**How to complete this task**
Every line below should be repeated exactly.

**Information shown**
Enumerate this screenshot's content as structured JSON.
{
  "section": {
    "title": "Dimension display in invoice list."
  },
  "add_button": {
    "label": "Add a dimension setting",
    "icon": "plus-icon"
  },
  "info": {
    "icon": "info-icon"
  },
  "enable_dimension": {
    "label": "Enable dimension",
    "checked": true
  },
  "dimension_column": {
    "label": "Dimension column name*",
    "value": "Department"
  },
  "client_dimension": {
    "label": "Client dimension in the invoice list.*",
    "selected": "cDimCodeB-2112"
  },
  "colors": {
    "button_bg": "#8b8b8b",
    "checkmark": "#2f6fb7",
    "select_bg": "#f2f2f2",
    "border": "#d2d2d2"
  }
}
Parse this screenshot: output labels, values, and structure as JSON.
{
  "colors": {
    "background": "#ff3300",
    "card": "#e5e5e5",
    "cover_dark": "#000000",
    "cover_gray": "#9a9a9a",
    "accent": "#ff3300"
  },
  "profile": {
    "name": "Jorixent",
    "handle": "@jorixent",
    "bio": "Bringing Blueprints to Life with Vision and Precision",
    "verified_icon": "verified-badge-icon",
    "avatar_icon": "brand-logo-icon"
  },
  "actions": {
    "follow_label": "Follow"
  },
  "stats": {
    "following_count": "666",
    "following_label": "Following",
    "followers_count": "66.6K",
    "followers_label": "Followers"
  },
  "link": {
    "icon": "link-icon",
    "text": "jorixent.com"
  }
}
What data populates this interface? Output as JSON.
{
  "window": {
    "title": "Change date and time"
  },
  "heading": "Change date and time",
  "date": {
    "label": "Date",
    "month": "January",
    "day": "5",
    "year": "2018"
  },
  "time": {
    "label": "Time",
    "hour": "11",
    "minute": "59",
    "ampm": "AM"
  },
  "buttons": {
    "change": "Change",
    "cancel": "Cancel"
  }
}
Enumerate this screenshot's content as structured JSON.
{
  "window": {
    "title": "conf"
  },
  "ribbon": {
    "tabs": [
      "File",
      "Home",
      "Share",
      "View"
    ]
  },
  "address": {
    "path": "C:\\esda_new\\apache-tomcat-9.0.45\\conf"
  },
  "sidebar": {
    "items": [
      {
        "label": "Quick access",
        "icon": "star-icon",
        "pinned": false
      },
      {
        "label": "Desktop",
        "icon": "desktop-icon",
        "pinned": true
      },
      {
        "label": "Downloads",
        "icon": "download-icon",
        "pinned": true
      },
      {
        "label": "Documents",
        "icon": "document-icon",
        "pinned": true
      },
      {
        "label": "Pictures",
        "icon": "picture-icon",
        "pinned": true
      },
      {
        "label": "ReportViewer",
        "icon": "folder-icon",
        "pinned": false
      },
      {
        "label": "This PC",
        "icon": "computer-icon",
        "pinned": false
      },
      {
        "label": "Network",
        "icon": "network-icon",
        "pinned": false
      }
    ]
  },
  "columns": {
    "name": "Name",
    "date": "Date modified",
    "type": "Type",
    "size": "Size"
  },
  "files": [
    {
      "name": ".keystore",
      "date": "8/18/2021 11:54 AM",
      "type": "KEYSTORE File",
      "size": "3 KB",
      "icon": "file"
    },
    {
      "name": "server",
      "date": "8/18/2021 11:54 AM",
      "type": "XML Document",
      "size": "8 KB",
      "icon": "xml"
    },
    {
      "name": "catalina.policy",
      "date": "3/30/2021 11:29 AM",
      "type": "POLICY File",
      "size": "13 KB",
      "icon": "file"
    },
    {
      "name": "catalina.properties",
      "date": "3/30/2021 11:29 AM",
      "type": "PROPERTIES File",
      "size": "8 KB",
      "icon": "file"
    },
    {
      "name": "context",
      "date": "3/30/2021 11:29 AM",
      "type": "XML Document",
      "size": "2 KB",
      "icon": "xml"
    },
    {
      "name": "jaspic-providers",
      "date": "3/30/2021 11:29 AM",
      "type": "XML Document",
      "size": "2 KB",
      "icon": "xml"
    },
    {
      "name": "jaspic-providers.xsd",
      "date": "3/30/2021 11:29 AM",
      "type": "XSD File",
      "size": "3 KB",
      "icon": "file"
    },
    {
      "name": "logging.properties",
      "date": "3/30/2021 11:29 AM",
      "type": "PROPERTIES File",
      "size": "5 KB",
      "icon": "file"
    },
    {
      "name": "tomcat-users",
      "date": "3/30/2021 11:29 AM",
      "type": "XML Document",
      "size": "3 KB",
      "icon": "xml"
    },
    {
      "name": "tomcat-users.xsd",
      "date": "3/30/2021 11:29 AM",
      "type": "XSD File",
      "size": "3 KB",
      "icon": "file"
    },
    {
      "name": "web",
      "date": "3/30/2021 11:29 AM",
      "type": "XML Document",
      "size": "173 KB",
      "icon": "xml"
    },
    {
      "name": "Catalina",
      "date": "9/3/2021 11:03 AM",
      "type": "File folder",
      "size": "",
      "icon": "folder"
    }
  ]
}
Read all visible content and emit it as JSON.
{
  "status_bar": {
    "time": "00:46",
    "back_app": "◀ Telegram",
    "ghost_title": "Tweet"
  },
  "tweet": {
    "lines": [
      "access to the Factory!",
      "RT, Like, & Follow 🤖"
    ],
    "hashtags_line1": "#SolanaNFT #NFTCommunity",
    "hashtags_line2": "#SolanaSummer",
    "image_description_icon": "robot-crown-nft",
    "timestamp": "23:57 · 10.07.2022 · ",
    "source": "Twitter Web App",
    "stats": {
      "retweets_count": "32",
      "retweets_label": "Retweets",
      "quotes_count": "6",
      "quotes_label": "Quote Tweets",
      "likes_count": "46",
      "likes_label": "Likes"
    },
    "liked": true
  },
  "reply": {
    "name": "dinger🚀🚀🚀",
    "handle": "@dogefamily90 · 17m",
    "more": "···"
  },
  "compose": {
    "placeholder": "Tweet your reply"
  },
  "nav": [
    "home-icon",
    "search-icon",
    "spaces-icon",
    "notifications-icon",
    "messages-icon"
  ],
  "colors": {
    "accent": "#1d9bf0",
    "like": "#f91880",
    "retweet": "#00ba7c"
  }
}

**Exercise solution**
Enumerate this screenshot's content as structured JSON.
{
  "section": {
    "title": "Dimension display in invoice list."
  },
  "add_button": {
    "label": "Add a dimension setting",
    "icon": "plus-icon"
  },
  "info": {
    "icon": "info-icon"
  },
  "enable_dimension": {
    "label": "Enable dimension",
    "checked": true
  },
  "dimension_column": {
    "label": "Dimension column name*",
    "value": "Department"
  },
  "client_dimension": {
    "label": "Client dimension in the invoice list.*",
    "selected": "cDimCodeB-2112"
  },
  "colors": {
    "button_bg": "#8b8b8b",
    "checkmark": "#2f6fb7",
    "select_bg": "#f2f2f2",
    "border": "#d2d2d2"
  }
}
Parse this screenshot: output labels, values, and structure as JSON.
{
  "colors": {
    "background": "#ff3300",
    "card": "#e5e5e5",
    "cover_dark": "#000000",
    "cover_gray": "#9a9a9a",
    "accent": "#ff3300"
  },
  "profile": {
    "name": "Jorixent",
    "handle": "@jorixent",
    "bio": "Bringing Blueprints to Life with Vision and Precision",
    "verified_icon": "verified-badge-icon",
    "avatar_icon": "brand-logo-icon"
  },
  "actions": {
    "follow_label": "Follow"
  },
  "stats": {
    "following_count": "666",
    "following_label": "Following",
    "followers_count": "66.6K",
    "followers_label": "Followers"
  },
  "link": {
    "icon": "link-icon",
    "text": "jorixent.com"
  }
}
What data populates this interface? Output as JSON.
{
  "window": {
    "title": "Change date and time"
  },
  "heading": "Change date and time",
  "date": {
    "label": "Date",
    "month": "January",
    "day": "5",
    "year": "2018"
  },
  "time": {
    "label": "Time",
    "hour": "11",
    "minute": "59",
    "ampm": "AM"
  },
  "buttons": {
    "change": "Change",
    "cancel": "Cancel"
  }
}
Enumerate this screenshot's content as structured JSON.
{
  "window": {
    "title": "conf"
  },
  "ribbon": {
    "tabs": [
      "File",
      "Home",
      "Share",
      "View"
    ]
  },
  "address": {
    "path": "C:\\esda_new\\apache-tomcat-9.0.45\\conf"
  },
  "sidebar": {
    "items": [
      {
        "label": "Quick access",
        "icon": "star-icon",
        "pinned": false
      },
      {
        "label": "Desktop",
        "icon": "desktop-icon",
        "pinned": true
      },
      {
        "label": "Downloads",
        "icon": "download-icon",
        "pinned": true
      },
      {
        "label": "Documents",
        "icon": "document-icon",
        "pinned": true
      },
      {
        "label": "Pictures",
        "icon": "picture-icon",
        "pinned": true
      },
      {
        "label": "ReportViewer",
        "icon": "folder-icon",
        "pinned": false
      },
      {
        "label": "This PC",
        "icon": "computer-icon",
        "pinned": false
      },
      {
        "label": "Network",
        "icon": "network-icon",
        "pinned": false
      }
    ]
  },
  "columns": {
    "name": "Name",
    "date": "Date modified",
    "type": "Type",
    "size": "Size"
  },
  "files": [
    {
      "name": ".keystore",
      "date": "8/18/2021 11:54 AM",
      "type": "KEYSTORE File",
      "size": "3 KB",
      "icon": "file"
    },
    {
      "name": "server",
      "date": "8/18/2021 11:54 AM",
      "type": "XML Document",
      "size": "8 KB",
      "icon": "xml"
    },
    {
      "name": "catalina.policy",
      "date": "3/30/2021 11:29 AM",
      "type": "POLICY File",
      "size": "13 KB",
      "icon": "file"
    },
    {
      "name": "catalina.properties",
      "date": "3/30/2021 11:29 AM",
      "type": "PROPERTIES File",
      "size": "8 KB",
      "icon": "file"
    },
    {
      "name": "context",
      "date": "3/30/2021 11:29 AM",
      "type": "XML Document",
      "size": "2 KB",
      "icon": "xml"
    },
    {
      "name": "jaspic-providers",
      "date": "3/30/2021 11:29 AM",
      "type": "XML Document",
      "size": "2 KB",
      "icon": "xml"
    },
    {
      "name": "jaspic-providers.xsd",
      "date": "3/30/2021 11:29 AM",
      "type": "XSD File",
      "size": "3 KB",
      "icon": "file"
    },
    {
      "name": "logging.properties",
      "date": "3/30/2021 11:29 AM",
      "type": "PROPERTIES File",
      "size": "5 KB",
      "icon": "file"
    },
    {
      "name": "tomcat-users",
      "date": "3/30/2021 11:29 AM",
      "type": "XML Document",
      "size": "3 KB",
      "icon": "xml"
    },
    {
      "name": "tomcat-users.xsd",
      "date": "3/30/2021 11:29 AM",
      "type": "XSD File",
      "size": "3 KB",
      "icon": "file"
    },
    {
      "name": "web",
      "date": "3/30/2021 11:29 AM",
      "type": "XML Document",
      "size": "173 KB",
      "icon": "xml"
    },
    {
      "name": "Catalina",
      "date": "9/3/2021 11:03 AM",
      "type": "File folder",
      "size": "",
      "icon": "folder"
    }
  ]
}
Read all visible content and emit it as JSON.
{
  "status_bar": {
    "time": "00:46",
    "back_app": "◀ Telegram",
    "ghost_title": "Tweet"
  },
  "tweet": {
    "lines": [
      "access to the Factory!",
      "RT, Like, & Follow 🤖"
    ],
    "hashtags_line1": "#SolanaNFT #NFTCommunity",
    "hashtags_line2": "#SolanaSummer",
    "image_description_icon": "robot-crown-nft",
    "timestamp": "23:57 · 10.07.2022 · ",
    "source": "Twitter Web App",
    "stats": {
      "retweets_count": "32",
      "retweets_label": "Retweets",
      "quotes_count": "6",
      "quotes_label": "Quote Tweets",
      "likes_count": "46",
      "likes_label": "Likes"
    },
    "liked": true
  },
  "reply": {
    "name": "dinger🚀🚀🚀",
    "handle": "@dogefamily90 · 17m",
    "more": "···"
  },
  "compose": {
    "placeholder": "Tweet your reply"
  },
  "nav": [
    "home-icon",
    "search-icon",
    "spaces-icon",
    "notifications-icon",
    "messages-icon"
  ],
  "colors": {
    "accent": "#1d9bf0",
    "like": "#f91880",
    "retweet": "#00ba7c"
  }
}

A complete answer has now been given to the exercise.